Go through the lines below and retype each one exactly.

(Stored items)
══════════
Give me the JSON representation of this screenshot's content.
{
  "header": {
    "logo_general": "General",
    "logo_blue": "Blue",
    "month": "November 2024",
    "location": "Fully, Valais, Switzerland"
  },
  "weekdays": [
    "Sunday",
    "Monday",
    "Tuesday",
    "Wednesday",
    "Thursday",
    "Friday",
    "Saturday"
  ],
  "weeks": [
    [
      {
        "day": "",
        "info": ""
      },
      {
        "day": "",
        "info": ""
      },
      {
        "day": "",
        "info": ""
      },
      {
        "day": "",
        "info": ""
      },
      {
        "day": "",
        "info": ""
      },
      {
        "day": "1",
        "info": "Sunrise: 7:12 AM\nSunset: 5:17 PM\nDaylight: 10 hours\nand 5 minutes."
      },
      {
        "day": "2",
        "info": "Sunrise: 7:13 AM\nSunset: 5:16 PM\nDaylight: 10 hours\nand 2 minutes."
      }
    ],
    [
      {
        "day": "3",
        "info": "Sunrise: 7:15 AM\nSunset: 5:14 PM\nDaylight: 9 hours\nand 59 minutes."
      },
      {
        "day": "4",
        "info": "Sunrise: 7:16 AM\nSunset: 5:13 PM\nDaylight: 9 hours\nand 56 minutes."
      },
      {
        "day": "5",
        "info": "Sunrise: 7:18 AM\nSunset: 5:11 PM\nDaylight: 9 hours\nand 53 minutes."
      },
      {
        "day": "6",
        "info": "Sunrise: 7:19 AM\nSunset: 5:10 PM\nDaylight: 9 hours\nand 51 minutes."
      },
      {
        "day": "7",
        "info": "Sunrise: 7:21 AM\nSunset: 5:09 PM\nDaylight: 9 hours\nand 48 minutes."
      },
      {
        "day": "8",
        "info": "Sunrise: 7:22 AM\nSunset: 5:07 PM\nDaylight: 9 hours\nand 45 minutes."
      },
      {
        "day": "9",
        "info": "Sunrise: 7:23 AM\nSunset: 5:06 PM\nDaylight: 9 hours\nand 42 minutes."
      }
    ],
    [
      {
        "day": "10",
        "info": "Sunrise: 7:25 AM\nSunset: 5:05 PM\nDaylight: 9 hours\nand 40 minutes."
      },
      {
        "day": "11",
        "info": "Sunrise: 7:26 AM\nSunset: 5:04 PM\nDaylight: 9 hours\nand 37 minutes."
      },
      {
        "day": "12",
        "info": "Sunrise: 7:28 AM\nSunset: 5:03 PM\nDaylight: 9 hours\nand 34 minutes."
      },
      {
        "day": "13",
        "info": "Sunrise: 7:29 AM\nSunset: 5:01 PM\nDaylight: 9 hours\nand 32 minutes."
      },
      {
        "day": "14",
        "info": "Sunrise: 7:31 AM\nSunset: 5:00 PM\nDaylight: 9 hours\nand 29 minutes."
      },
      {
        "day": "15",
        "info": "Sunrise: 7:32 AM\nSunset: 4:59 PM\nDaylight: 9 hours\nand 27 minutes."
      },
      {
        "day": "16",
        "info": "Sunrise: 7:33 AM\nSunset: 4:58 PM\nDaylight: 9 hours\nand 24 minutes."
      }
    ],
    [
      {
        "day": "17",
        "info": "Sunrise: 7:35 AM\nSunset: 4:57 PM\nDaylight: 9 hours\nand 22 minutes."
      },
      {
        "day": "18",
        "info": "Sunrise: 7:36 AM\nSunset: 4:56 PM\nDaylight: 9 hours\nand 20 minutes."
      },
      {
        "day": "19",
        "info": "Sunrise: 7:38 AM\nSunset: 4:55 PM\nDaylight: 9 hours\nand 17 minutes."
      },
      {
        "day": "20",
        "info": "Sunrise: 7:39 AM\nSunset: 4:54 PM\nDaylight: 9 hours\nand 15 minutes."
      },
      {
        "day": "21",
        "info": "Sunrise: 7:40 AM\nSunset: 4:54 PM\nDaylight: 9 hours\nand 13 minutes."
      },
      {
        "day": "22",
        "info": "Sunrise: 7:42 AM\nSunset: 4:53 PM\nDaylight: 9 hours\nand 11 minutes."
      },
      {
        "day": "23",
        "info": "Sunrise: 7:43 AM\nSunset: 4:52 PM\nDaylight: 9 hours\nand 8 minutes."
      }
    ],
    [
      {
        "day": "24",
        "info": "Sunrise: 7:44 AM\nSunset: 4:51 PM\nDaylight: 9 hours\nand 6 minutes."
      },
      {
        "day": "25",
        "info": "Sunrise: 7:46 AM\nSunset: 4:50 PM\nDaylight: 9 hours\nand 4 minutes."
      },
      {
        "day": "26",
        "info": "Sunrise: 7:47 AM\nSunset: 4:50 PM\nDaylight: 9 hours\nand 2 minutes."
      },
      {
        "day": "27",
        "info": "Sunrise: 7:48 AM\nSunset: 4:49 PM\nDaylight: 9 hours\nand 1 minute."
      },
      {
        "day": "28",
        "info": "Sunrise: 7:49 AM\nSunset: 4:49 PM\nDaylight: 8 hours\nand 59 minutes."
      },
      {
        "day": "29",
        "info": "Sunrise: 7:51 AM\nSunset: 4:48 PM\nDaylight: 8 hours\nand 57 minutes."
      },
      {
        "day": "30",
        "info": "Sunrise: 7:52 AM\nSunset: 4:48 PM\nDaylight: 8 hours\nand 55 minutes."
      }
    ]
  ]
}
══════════
* ANSWER:
Give me the JSON representation of this screenshot's content.
{
  "header": {
    "logo_general": "General",
    "logo_blue": "Blue",
    "month": "November 2024",
    "location": "Fully, Valais, Switzerland"
  },
  "weekdays": [
    "Sunday",
    "Monday",
    "Tuesday",
    "Wednesday",
    "Thursday",
    "Friday",
    "Saturday"
  ],
  "weeks": [
    [
      {
        "day": "",
        "info": ""
      },
      {
        "day": "",
        "info": ""
      },
      {
        "day": "",
        "info": ""
      },
      {
        "day": "",
        "info": ""
      },
      {
        "day": "",
        "info": ""
      },
      {
        "day": "1",
        "info": "Sunrise: 7:12 AM\nSunset: 5:17 PM\nDaylight: 10 hours\nand 5 minutes."
      },
      {
        "day": "2",
        "info": "Sunrise: 7:13 AM\nSunset: 5:16 PM\nDaylight: 10 hours\nand 2 minutes."
      }
    ],
    [
      {
        "day": "3",
        "info": "Sunrise: 7:15 AM\nSunset: 5:14 PM\nDaylight: 9 hours\nand 59 minutes."
      },
      {
        "day": "4",
        "info": "Sunrise: 7:16 AM\nSunset: 5:13 PM\nDaylight: 9 hours\nand 56 minutes."
      },
      {
        "day": "5",
        "info": "Sunrise: 7:18 AM\nSunset: 5:11 PM\nDaylight: 9 hours\nand 53 minutes."
      },
      {
        "day": "6",
        "info": "Sunrise: 7:19 AM\nSunset: 5:10 PM\nDaylight: 9 hours\nand 51 minutes."
      },
      {
        "day": "7",
        "info": "Sunrise: 7:21 AM\nSunset: 5:09 PM\nDaylight: 9 hours\nand 48 minutes."
      },
      {
        "day": "8",
        "info": "Sunrise: 7:22 AM\nSunset: 5:07 PM\nDaylight: 9 hours\nand 45 minutes."
      },
      {
        "day": "9",
        "info": "Sunrise: 7:23 AM\nSunset: 5:06 PM\nDaylight: 9 hours\nand 42 minutes."
      }
    ],
    [
      {
        "day": "10",
        "info": "Sunrise: 7:25 AM\nSunset: 5:05 PM\nDaylight: 9 hours\nand 40 minutes."
      },
      {
        "day": "11",
        "info": "Sunrise: 7:26 AM\nSunset: 5:04 PM\nDaylight: 9 hours\nand 37 minutes."
      },
      {
        "day": "12",
        "info": "Sunrise: 7:28 AM\nSunset: 5:03 PM\nDaylight: 9 hours\nand 34 minutes."
      },
      {
        "day": "13",
        "info": "Sunrise: 7:29 AM\nSunset: 5:01 PM\nDaylight: 9 hours\nand 32 minutes."
      },
      {
        "day": "14",
        "info": "Sunrise: 7:31 AM\nSunset: 5:00 PM\nDaylight: 9 hours\nand 29 minutes."
      },
      {
        "day": "15",
        "info": "Sunrise: 7:32 AM\nSunset: 4:59 PM\nDaylight: 9 hours\nand 27 minutes."
      },
      {
        "day": "16",
        "info": "Sunrise: 7:33 AM\nSunset: 4:58 PM\nDaylight: 9 hours\nand 24 minutes."
      }
    ],
    [
      {
        "day": "17",
        "info": "Sunrise: 7:35 AM\nSunset: 4:57 PM\nDaylight: 9 hours\nand 22 minutes."
      },
      {
        "day": "18",
        "info": "Sunrise: 7:36 AM\nSunset: 4:56 PM\nDaylight: 9 hours\nand 20 minutes."
      },
      {
        "day": "19",
        "info": "Sunrise: 7:38 AM\nSunset: 4:55 PM\nDaylight: 9 hours\nand 17 minutes."
      },
      {
        "day": "20",
        "info": "Sunrise: 7:39 AM\nSunset: 4:54 PM\nDaylight: 9 hours\nand 15 minutes."
      },
      {
        "day": "21",
        "info": "Sunrise: 7:40 AM\nSunset: 4:54 PM\nDaylight: 9 hours\nand 13 minutes."
      },
      {
        "day": "22",
        "info": "Sunrise: 7:42 AM\nSunset: 4:53 PM\nDaylight: 9 hours\nand 11 minutes."
      },
      {
        "day": "23",
        "info": "Sunrise: 7:43 AM\nSunset: 4:52 PM\nDaylight: 9 hours\nand 8 minutes."
      }
    ],
    [
      {
        "day": "24",
        "info": "Sunrise: 7:44 AM\nSunset: 4:51 PM\nDaylight: 9 hours\nand 6 minutes."
      },
      {
        "day": "25",
        "info": "Sunrise: 7:46 AM\nSunset: 4:50 PM\nDaylight: 9 hours\nand 4 minutes."
      },
      {
        "day": "26",
        "info": "Sunrise: 7:47 AM\nSunset: 4:50 PM\nDaylight: 9 hours\nand 2 minutes."
      },
      {
        "day": "27",
        "info": "Sunrise: 7:48 AM\nSunset: 4:49 PM\nDaylight: 9 hours\nand 1 minute."
      },
      {
        "day": "28",
        "info": "Sunrise: 7:49 AM\nSunset: 4:49 PM\nDaylight: 8 hours\nand 59 minutes."
      },
      {
        "day": "29",
        "info": "Sunrise: 7:51 AM\nSunset: 4:48 PM\nDaylight: 8 hours\nand 57 minutes."
      },
      {
        "day": "30",
        "info": "Sunrise: 7:52 AM\nSunset: 4:48 PM\nDaylight: 8 hours\nand 55 minutes."
      }
    ]
  ]
}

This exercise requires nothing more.